Each world contains 9 major tasks to be completed, for which you are rewarded with a puzzle piece, or ‘Jiggy’. Hidden in hard-to-reach places on each world are 5 multi-colored ‘Jinjos’ for you to rescue. Find all 5 of these odd creatures and you’ll be rewarded with a 10th puzzle piece. These puzzle pieces are then used to open up new worlds and progress through the game. Finally, 100 musical notes are scattered throughout each world, and these notes open up new areas in Gruntilda’s Lair. It isn’t necessary to find every single note or puzzle piece to reach the game's end, but if you want to access everything, you’d better get started early. Though similar to Mario 64’s structure, Rare manages to keep things so fresh and original that it never feels like a rehash of its predecessor.

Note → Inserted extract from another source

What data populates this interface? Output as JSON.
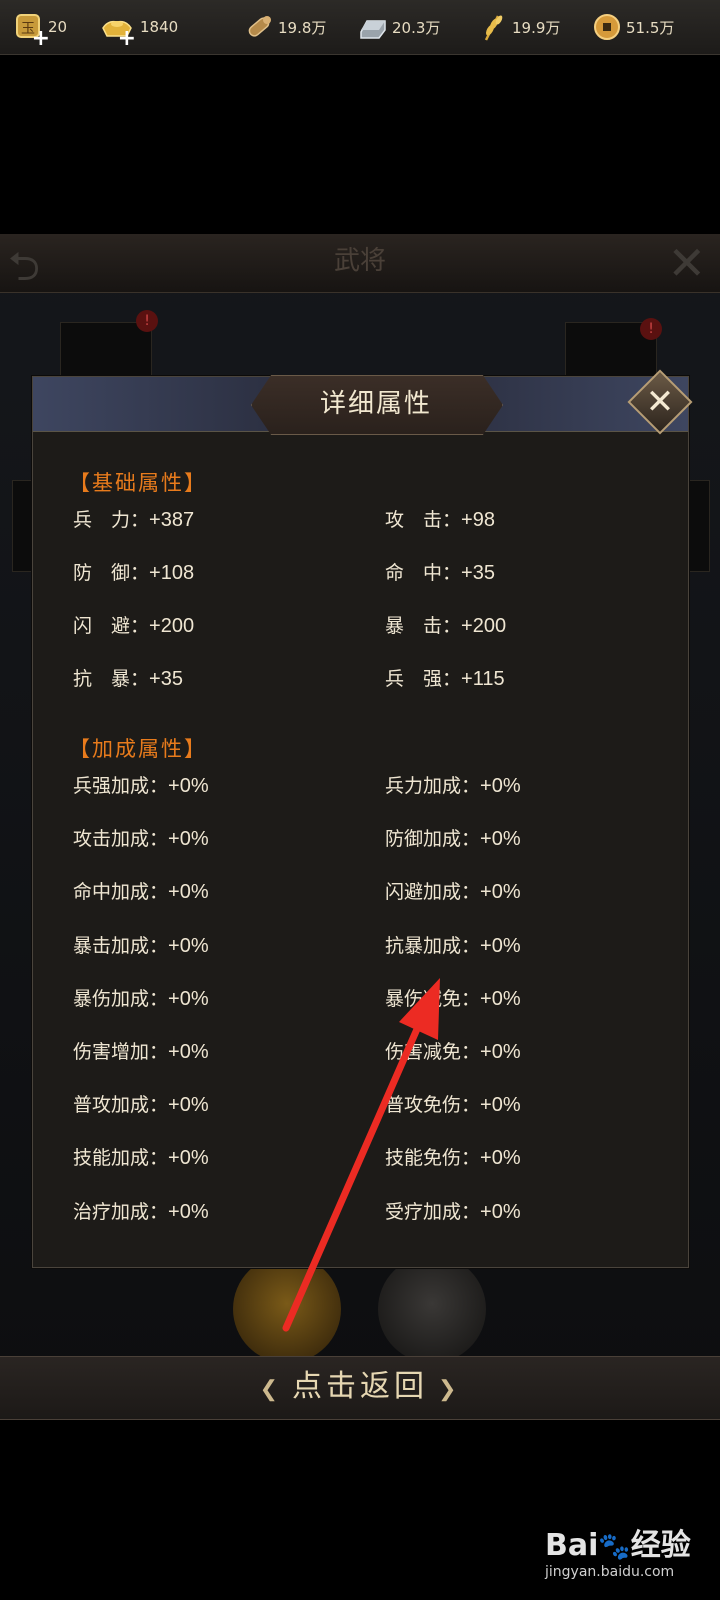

The controls are tight and responsive, wisely emulating much of Mario’s system while adding to its depth. At the same time, a gentle learning curve keeps players from ever feeling overwhelmed. By games end, though, it takes every combination of moves in your repertoire to work through puzzles and defeat enemies. You’ll even get the chance to transform into other animals thanks to the resident Voodoo witch doctor, Mumbo Jumbo. Last but certainly not least, the ending of Banjo-Kazooie is as brilliant as the rest of the game. You’ll be treated to a quiz show gauntlet that challenges you to remember where you’ve been and what you’ve done before you’re admitted to the final showdown with Gruntilda.


There may be no multiplayer options in Banjo-Kazooie, but you won’t miss them. Rare wisely chose to keep this a one-player affair and avoided lessening the experience by tacking on generic multiplayer games.


The spice of any big platform adventure is variety, and Banjo-Kazooie simply never becomes tedious. It’s this aspect that, in my opinion, sets it apart from even ‘bigger’ successors like Donkey Kong 64. While Banjo-Kazooie is big and has a huge range of gameplay styles rolled into one package, it doesn’t suffer from the sense of repetition and overkill that ruined DK for many players. That massive all-things-for-all-people approach may have served to justify DK’s hefty pricetag, but it didn’t help the gameplay.

Banjo-Kazooie is the kind of game that sends reviewers thumbing through their thesaurus in search of new words to describe its greatness. I can honestly say that it’s as true today as it was the day of release. Few games on any system have approached the combined quality of its visuals, sound, and gameplay while remaining enjoyable for kids and adults alike. If by some tragic oversight you have not played this game yet, you’re missing out. Next to Super Mario 64, Banjo-Kazooie is still the only other platformer for the N64 that deserves to be in the collection of each and every Nintendo fanatic.
final score 9.5/10

Staff Avatar Jon Griffith
Staff Profile | Email
"You know what I'm going to get you next Christmas? A big wooden cross. So that the next time you're feeling unappreciated for all your little sacrifices you can CLIMB ON UP AND NAIL YOURSELF TO IT!"

Bookmark and Share
This Story in Printer Friendly Format

E-Mail This Story

Search Our Website:

All original content ©1996 - 2010 Nintendojo is an independent website and is not affiliated with Nintendo of America or Nintendo Co. Ltd. All third party images, characters, and names are property of their original creators. About | Contact | Hiring